Two weekends ago over “Family Day Weekend” I had a conversation with a relative about the importance of budgeting with respect to personal finances. I had assisted this same relative almost 20 years ago, with setting up a personal budget. At the time, he was about 17 years old and was in high school and working a part-time job. He was keen to learn about personal finance, and was determined to make good decisions. I can remember spending a few hours with this young man at the time, teaching him about budgeting and living within his means. He started our conversation two weekends ago reflecting on the many stories and examples from his life where he discusses issues of budget and finance with people in his friendship circle.

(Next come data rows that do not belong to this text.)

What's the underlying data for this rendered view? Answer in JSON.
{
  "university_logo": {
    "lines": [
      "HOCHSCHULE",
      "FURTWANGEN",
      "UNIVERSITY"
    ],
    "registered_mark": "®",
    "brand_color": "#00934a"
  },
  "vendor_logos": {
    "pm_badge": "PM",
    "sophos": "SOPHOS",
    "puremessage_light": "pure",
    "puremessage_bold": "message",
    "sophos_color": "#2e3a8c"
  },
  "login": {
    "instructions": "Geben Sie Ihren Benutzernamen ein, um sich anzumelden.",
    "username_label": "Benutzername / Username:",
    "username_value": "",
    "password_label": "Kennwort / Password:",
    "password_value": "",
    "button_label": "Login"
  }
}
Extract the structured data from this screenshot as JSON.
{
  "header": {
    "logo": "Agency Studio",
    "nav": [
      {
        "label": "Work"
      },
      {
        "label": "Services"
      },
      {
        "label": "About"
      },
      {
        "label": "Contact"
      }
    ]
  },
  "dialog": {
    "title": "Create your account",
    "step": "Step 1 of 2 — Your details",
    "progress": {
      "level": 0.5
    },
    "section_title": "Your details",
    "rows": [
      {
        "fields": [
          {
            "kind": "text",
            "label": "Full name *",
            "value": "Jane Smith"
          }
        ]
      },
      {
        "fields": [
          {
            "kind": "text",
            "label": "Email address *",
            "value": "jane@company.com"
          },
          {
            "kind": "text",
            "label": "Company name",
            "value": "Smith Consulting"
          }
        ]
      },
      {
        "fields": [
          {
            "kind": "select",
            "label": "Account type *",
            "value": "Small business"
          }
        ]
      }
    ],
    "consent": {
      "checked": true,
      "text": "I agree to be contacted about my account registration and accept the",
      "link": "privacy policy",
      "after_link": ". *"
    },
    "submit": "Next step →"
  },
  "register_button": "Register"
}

Through our conversation, he kept on emphasizing one key point, and that is that living on a budget is “freeing” and yet a lot of people think of it as restrictive. I will often use the example of a house when talking about a budget. Specifically, I say that living without a budget is like living in a house with no walls. Imagine living in a big open box, with no walls to separate off the bathroom, the office, kitchen, where to sleep etc. It would be absolute chaos, and nobody in the home would know where to put anything…you would be completely unorganized. Similarly, living without a budget and a financial plan is nothing more than a bunch of chaos. I don’t know anyone who has experienced freedom in their finances that doesn’t have a plan and a solid understanding of what is coming in and what is going out.
Just in the last year, I have had 3 new business coaching clients with whom I have ended up just months into our professional engagements, sitting in their respective living rooms or kitchens with their wives at the table, discussing and building a personal budget/financial plan. I frequently get into a business coaching/consulting relationship where we are doing budget and financial planning for the business, and it becomes evident to me that the client does not live within their means and does not understand personal finance. It is impossible to coach and support someone towards business growth and profitability, when their personal finances are a complete mess and they are getting further and further into debt each month.
It is incredibly rewarding to watch, once the client gets a handle on his or her personal finances and starts living within their financial means with some short and long-term goals in place, how this can translate into good business practice and management. The client finally gets in control of their personal financial situation and then he or she can begin to generalize that to their business by implementing some of the same good practices. And, guess what? That’s right; they CAN control what they DO understand.
Now back to the relative I referenced above…he now owns a small business, which in the last five years won an award for best small business in his province. He is applying what he learned about personal finance to his business, which is experiencing double digit growth year on year right now. He is a perfect example of how good and prudent financial management is absolutely critical for someone who wants to be successful in business. His business is thriving; he is a wise investor, is under 40 years old and already owns two homes in the most expensive real estate market in the country.
Oh, and one final thing…one of the clients who did take control of his personal finances last year, is already on track for at least 35 – 40% growth in his business this year…coincidence? I don’t think so…
Cameron’s Call to Action
- Ask yourself, “Do I understand and am I in control of my personal finances?”
- If so, then find someone not in your position and help them. If not, then sit down and become very clear on what is coming in each month and what is going out.
- If you do not have or cannot find the information you need, get a professional to assist you.
- Make it a priority to develop a clear budget and begin implementing it within the next 30 days.
- Adjust as needed, and enjoy the freedom that comes with controlling your finances rather than your finances controlling you.